Although he never accumulated a huge fortune, Papa contributed more to the world than most people I have known in my life and, presumably, will come to know in the future. He also never felt the need to elevate his ego by trying to make others feel inferior.
Ultimately, he made the most of his life and, in doing so, helped others make the most of theirs. Papa’s unique approach to life provided me with many priceless lessons. One of those lessons took place that day at the reservoir: spending time with someone special is worth more than anything that person could purchase for you. Although, that doesn’t mean letting that same someone cook for you had no allure!
“How would you like it if we head home and I make you some Belgian waffles?” Papa asked, breaking the silence and inviting me out of my introspection and into the present.

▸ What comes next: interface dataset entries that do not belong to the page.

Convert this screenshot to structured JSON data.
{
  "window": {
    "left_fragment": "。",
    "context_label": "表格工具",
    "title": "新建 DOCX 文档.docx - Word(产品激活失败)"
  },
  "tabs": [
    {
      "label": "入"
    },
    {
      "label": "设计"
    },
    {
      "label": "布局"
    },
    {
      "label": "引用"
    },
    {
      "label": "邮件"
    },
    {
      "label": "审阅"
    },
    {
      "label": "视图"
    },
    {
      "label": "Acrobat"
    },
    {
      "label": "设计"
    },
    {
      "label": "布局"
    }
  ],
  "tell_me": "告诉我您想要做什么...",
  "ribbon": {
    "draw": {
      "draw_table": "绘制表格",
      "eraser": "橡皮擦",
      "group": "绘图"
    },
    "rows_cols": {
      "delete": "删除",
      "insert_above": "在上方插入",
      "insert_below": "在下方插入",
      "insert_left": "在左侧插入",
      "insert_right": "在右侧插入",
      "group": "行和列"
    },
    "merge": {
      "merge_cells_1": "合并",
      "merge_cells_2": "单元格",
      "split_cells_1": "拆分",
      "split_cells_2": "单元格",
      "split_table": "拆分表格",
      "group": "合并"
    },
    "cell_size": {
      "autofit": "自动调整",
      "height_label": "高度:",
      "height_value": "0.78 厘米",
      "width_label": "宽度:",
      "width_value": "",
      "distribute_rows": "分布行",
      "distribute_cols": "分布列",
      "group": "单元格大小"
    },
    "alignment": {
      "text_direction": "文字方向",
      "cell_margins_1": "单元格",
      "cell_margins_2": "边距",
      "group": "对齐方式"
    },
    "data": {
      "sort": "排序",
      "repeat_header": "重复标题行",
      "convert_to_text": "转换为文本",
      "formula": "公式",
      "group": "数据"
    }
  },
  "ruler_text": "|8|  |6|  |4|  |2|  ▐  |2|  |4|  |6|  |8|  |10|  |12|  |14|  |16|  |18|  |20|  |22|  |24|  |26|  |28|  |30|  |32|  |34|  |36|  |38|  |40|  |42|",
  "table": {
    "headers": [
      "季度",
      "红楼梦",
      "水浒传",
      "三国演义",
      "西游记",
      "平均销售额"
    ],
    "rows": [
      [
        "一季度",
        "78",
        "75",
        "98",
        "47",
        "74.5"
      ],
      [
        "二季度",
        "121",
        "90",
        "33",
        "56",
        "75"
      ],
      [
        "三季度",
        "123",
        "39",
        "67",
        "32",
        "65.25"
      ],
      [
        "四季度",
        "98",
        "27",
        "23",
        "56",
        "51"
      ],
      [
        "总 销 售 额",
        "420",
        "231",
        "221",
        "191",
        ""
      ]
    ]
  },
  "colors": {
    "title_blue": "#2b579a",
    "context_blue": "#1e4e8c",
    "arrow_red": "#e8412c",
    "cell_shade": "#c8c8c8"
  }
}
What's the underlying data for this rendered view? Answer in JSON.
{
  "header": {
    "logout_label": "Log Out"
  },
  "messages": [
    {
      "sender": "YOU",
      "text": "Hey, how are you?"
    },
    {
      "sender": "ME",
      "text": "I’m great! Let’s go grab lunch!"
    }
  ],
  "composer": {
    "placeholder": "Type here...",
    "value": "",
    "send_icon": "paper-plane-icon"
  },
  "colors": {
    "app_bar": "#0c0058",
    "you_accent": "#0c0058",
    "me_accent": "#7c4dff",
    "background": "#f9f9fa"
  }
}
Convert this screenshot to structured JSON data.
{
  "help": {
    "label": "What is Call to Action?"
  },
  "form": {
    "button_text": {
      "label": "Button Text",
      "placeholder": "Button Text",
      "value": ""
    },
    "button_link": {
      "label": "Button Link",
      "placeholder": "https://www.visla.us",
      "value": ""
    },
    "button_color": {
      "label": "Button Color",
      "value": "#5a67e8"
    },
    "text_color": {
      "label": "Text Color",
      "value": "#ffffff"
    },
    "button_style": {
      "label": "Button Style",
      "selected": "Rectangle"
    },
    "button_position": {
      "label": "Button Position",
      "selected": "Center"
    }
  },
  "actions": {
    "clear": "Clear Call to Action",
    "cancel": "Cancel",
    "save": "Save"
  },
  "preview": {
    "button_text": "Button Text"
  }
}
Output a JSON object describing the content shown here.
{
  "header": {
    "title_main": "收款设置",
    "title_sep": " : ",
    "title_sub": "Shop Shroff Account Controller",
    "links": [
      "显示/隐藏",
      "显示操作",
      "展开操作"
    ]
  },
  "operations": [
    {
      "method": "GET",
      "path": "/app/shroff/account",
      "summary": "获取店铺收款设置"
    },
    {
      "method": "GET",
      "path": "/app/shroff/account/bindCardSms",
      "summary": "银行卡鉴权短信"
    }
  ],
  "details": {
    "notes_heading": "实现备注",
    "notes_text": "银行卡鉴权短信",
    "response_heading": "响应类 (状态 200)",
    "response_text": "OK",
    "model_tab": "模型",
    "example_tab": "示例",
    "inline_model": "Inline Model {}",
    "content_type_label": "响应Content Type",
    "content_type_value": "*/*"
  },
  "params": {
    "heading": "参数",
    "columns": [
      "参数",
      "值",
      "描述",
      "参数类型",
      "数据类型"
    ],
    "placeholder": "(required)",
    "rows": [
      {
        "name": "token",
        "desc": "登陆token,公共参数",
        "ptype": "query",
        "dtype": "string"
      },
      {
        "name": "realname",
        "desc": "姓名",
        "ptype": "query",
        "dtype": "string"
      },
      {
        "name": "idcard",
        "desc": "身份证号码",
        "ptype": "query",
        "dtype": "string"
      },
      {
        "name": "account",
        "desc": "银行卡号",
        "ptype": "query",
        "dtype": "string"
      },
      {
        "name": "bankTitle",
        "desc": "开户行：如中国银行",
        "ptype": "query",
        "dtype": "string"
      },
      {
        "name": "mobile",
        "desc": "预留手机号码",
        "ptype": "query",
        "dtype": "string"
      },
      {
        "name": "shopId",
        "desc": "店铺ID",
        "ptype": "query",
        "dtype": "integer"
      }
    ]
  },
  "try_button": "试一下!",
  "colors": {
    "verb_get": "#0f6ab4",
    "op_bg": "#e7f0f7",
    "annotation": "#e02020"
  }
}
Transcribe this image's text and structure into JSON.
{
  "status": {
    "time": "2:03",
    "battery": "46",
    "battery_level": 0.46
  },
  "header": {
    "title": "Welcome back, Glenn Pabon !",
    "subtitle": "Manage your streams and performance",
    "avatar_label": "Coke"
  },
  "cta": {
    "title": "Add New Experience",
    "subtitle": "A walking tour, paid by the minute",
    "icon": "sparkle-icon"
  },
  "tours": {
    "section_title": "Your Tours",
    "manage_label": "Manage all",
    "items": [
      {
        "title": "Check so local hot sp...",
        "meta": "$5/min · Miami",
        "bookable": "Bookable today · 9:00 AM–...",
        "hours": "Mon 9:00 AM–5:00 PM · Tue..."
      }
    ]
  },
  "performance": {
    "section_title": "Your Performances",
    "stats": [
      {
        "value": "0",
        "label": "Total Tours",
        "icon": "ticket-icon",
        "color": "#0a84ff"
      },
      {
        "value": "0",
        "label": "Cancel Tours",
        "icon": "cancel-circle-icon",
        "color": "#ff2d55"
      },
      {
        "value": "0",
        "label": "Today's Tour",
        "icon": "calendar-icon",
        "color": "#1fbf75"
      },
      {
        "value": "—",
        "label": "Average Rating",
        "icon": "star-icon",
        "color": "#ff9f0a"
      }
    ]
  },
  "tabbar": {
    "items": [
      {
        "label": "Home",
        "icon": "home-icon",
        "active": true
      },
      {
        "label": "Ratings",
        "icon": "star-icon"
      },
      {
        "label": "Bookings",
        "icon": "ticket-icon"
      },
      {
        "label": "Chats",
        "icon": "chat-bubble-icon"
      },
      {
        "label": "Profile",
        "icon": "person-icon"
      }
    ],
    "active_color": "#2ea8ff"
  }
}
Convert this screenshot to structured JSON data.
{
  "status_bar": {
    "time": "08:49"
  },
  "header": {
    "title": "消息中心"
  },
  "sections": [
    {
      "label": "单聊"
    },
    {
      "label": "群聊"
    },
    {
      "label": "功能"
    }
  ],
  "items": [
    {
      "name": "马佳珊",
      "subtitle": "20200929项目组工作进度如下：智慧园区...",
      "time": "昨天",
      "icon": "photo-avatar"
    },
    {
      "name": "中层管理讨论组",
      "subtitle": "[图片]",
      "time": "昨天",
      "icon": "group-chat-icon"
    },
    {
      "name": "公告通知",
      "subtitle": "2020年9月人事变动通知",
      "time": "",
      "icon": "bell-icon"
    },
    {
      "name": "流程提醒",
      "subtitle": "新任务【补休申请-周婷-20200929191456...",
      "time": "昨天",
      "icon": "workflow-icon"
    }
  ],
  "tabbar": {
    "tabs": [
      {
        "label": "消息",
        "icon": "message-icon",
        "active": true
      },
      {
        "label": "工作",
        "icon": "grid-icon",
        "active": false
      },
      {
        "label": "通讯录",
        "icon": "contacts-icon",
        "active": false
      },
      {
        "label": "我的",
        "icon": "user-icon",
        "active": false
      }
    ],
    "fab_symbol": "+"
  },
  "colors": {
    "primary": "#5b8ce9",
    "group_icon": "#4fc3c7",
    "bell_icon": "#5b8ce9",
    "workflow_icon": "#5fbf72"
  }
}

“You just said the magic words!” I exclaimed as we made our way back towards the dock. Like the canoe, Belgian waffles had been one of Papa’s trademarks. Whenever I stayed over with him, he would whip up a batch of waffles covered in whipped cream and strawberries.
As we approached the dock, just before we reached out to pull ourselves in, Papa said something that surprised me:
“I think next month you should take the helm.”
“Are you sure?”
“Absolutely. But only if you feel ready.”
I briefly considered his offer.
“I certainly do,” I asserted. “After all, I had you for a teacher!”